> **WORK REQUIRED**:
Copy all of the data below exactly as it is given.

> **Dataset rows describing interfaces**:
+++++

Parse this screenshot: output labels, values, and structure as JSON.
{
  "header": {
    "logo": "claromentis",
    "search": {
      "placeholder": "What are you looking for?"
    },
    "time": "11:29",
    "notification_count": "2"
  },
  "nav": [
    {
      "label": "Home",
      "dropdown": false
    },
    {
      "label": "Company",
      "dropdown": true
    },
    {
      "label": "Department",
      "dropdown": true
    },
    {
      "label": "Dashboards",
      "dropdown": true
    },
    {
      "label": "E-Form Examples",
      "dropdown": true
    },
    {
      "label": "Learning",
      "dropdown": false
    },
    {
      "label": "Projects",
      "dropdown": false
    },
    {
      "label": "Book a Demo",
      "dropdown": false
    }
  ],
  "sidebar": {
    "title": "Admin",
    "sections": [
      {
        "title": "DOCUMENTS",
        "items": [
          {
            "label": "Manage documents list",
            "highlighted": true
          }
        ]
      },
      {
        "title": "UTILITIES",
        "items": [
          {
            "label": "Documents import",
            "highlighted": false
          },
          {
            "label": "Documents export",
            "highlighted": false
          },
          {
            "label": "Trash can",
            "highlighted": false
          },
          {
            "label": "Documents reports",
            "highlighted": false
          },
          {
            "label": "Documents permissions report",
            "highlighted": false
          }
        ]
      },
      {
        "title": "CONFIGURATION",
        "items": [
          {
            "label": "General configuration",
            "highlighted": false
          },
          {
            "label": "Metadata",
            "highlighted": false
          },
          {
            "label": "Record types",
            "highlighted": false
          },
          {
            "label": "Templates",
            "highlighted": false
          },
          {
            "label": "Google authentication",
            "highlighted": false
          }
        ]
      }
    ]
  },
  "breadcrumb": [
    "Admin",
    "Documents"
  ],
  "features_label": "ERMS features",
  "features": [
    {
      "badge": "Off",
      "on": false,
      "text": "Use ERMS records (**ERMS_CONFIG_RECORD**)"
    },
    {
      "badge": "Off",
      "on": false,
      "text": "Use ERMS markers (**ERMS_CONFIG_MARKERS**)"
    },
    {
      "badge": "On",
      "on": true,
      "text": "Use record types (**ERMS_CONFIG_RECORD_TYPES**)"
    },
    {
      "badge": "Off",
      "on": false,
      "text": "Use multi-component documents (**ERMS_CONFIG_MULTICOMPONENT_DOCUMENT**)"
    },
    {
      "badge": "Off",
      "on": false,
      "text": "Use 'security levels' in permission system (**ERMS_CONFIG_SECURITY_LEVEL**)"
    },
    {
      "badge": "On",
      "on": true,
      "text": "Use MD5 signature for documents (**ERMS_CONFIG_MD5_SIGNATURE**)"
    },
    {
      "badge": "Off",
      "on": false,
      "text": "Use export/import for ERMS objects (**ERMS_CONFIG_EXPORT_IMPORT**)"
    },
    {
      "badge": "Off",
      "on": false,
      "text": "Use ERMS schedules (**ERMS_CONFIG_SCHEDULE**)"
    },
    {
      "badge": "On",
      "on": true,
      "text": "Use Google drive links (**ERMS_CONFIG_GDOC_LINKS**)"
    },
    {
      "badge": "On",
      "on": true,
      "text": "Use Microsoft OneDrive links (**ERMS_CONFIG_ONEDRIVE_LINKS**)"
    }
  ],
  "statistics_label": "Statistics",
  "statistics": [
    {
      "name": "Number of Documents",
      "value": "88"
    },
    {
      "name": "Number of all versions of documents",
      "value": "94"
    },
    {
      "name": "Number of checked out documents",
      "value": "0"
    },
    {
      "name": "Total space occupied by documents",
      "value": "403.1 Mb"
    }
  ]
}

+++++

> **RESPONSE BELOW**:
Parse this screenshot: output labels, values, and structure as JSON.
{
  "header": {
    "logo": "claromentis",
    "search": {
      "placeholder": "What are you looking for?"
    },
    "time": "11:29",
    "notification_count": "2"
  },
  "nav": [
    {
      "label": "Home",
      "dropdown": false
    },
    {
      "label": "Company",
      "dropdown": true
    },
    {
      "label": "Department",
      "dropdown": true
    },
    {
      "label": "Dashboards",
      "dropdown": true
    },
    {
      "label": "E-Form Examples",
      "dropdown": true
    },
    {
      "label": "Learning",
      "dropdown": false
    },
    {
      "label": "Projects",
      "dropdown": false
    },
    {
      "label": "Book a Demo",
      "dropdown": false
    }
  ],
  "sidebar": {
    "title": "Admin",
    "sections": [
      {
        "title": "DOCUMENTS",
        "items": [
          {
            "label": "Manage documents list",
            "highlighted": true
          }
        ]
      },
      {
        "title": "UTILITIES",
        "items": [
          {
            "label": "Documents import",
            "highlighted": false
          },
          {
            "label": "Documents export",
            "highlighted": false
          },
          {
            "label": "Trash can",
            "highlighted": false
          },
          {
            "label": "Documents reports",
            "highlighted": false
          },
          {
            "label": "Documents permissions report",
            "highlighted": false
          }
        ]
      },
      {
        "title": "CONFIGURATION",
        "items": [
          {
            "label": "General configuration",
            "highlighted": false
          },
          {
            "label": "Metadata",
            "highlighted": false
          },
          {
            "label": "Record types",
            "highlighted": false
          },
          {
            "label": "Templates",
            "highlighted": false
          },
          {
            "label": "Google authentication",
            "highlighted": false
          }
        ]
      }
    ]
  },
  "breadcrumb": [
    "Admin",
    "Documents"
  ],
  "features_label": "ERMS features",
  "features": [
    {
      "badge": "Off",
      "on": false,
      "text": "Use ERMS records (**ERMS_CONFIG_RECORD**)"
    },
    {
      "badge": "Off",
      "on": false,
      "text": "Use ERMS markers (**ERMS_CONFIG_MARKERS**)"
    },
    {
      "badge": "On",
      "on": true,
      "text": "Use record types (**ERMS_CONFIG_RECORD_TYPES**)"
    },
    {
      "badge": "Off",
      "on": false,
      "text": "Use multi-component documents (**ERMS_CONFIG_MULTICOMPONENT_DOCUMENT**)"
    },
    {
      "badge": "Off",
      "on": false,
      "text": "Use 'security levels' in permission system (**ERMS_CONFIG_SECURITY_LEVEL**)"
    },
    {
      "badge": "On",
      "on": true,
      "text": "Use MD5 signature for documents (**ERMS_CONFIG_MD5_SIGNATURE**)"
    },
    {
      "badge": "Off",
      "on": false,
      "text": "Use export/import for ERMS objects (**ERMS_CONFIG_EXPORT_IMPORT**)"
    },
    {
      "badge": "Off",
      "on": false,
      "text": "Use ERMS schedules (**ERMS_CONFIG_SCHEDULE**)"
    },
    {
      "badge": "On",
      "on": true,
      "text": "Use Google drive links (**ERMS_CONFIG_GDOC_LINKS**)"
    },
    {
      "badge": "On",
      "on": true,
      "text": "Use Microsoft OneDrive links (**ERMS_CONFIG_ONEDRIVE_LINKS**)"
    }
  ],
  "statistics_label": "Statistics",
  "statistics": [
    {
      "name": "Number of Documents",
      "value": "88"
    },
    {
      "name": "Number of all versions of documents",
      "value": "94"
    },
    {
      "name": "Number of checked out documents",
      "value": "0"
    },
    {
      "name": "Total space occupied by documents",
      "value": "403.1 Mb"
    }
  ]
}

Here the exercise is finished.